» PROBLEM DETAILS
In the copy you make, keep each entry exactly as it is and leave out all images.

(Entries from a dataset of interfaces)
• • • •
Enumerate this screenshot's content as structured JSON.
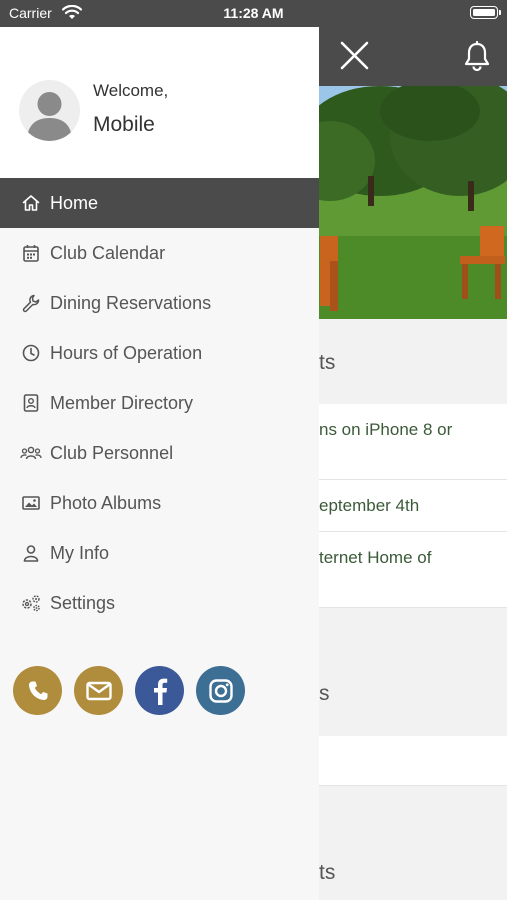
{
  "status_bar": {
    "carrier": "Carrier",
    "time": "11:28 AM"
  },
  "header": {
    "close_icon": "close-icon",
    "bell_icon": "bell-icon"
  },
  "background": {
    "sections": [
      {
        "heading_fragment": "ts"
      },
      {
        "heading_fragment": "s"
      },
      {
        "heading_fragment": "ts"
      }
    ],
    "links": [
      "ns on iPhone 8 or",
      "eptember 4th",
      "ternet Home of"
    ]
  },
  "drawer": {
    "welcome": "Welcome,",
    "username": "Mobile",
    "menu": [
      {
        "label": "Home",
        "icon": "home-icon",
        "active": true
      },
      {
        "label": "Club Calendar",
        "icon": "calendar-icon"
      },
      {
        "label": "Dining Reservations",
        "icon": "wrench-icon"
      },
      {
        "label": "Hours of Operation",
        "icon": "clock-icon"
      },
      {
        "label": "Member Directory",
        "icon": "contact-card-icon"
      },
      {
        "label": "Club Personnel",
        "icon": "people-icon"
      },
      {
        "label": "Photo Albums",
        "icon": "image-icon"
      },
      {
        "label": "My Info",
        "icon": "user-icon"
      },
      {
        "label": "Settings",
        "icon": "gears-icon"
      }
    ],
    "social": [
      {
        "icon": "phone-icon",
        "color": "#b08d3c"
      },
      {
        "icon": "envelope-icon",
        "color": "#b08d3c"
      },
      {
        "icon": "facebook-icon",
        "color": "#3b5998"
      },
      {
        "icon": "instagram-icon",
        "color": "#3d6e94"
      }
    ]
  },
  "colors": {
    "header": "#4b4b4b",
    "active_item": "#4b4b4b",
    "link_green": "#3b5a38"
  }
}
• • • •
» REPLY
Enumerate this screenshot's content as structured JSON.
{
  "status_bar": {
    "carrier": "Carrier",
    "time": "11:28 AM"
  },
  "header": {
    "close_icon": "close-icon",
    "bell_icon": "bell-icon"
  },
  "background": {
    "sections": [
      {
        "heading_fragment": "ts"
      },
      {
        "heading_fragment": "s"
      },
      {
        "heading_fragment": "ts"
      }
    ],
    "links": [
      "ns on iPhone 8 or",
      "eptember 4th",
      "ternet Home of"
    ]
  },
  "drawer": {
    "welcome": "Welcome,",
    "username": "Mobile",
    "menu": [
      {
        "label": "Home",
        "icon": "home-icon",
        "active": true
      },
      {
        "label": "Club Calendar",
        "icon": "calendar-icon"
      },
      {
        "label": "Dining Reservations",
        "icon": "wrench-icon"
      },
      {
        "label": "Hours of Operation",
        "icon": "clock-icon"
      },
      {
        "label": "Member Directory",
        "icon": "contact-card-icon"
      },
      {
        "label": "Club Personnel",
        "icon": "people-icon"
      },
      {
        "label": "Photo Albums",
        "icon": "image-icon"
      },
      {
        "label": "My Info",
        "icon": "user-icon"
      },
      {
        "label": "Settings",
        "icon": "gears-icon"
      }
    ],
    "social": [
      {
        "icon": "phone-icon",
        "color": "#b08d3c"
      },
      {
        "icon": "envelope-icon",
        "color": "#b08d3c"
      },
      {
        "icon": "facebook-icon",
        "color": "#3b5998"
      },
      {
        "icon": "instagram-icon",
        "color": "#3d6e94"
      }
    ]
  },
  "colors": {
    "header": "#4b4b4b",
    "active_item": "#4b4b4b",
    "link_green": "#3b5a38"
  }
}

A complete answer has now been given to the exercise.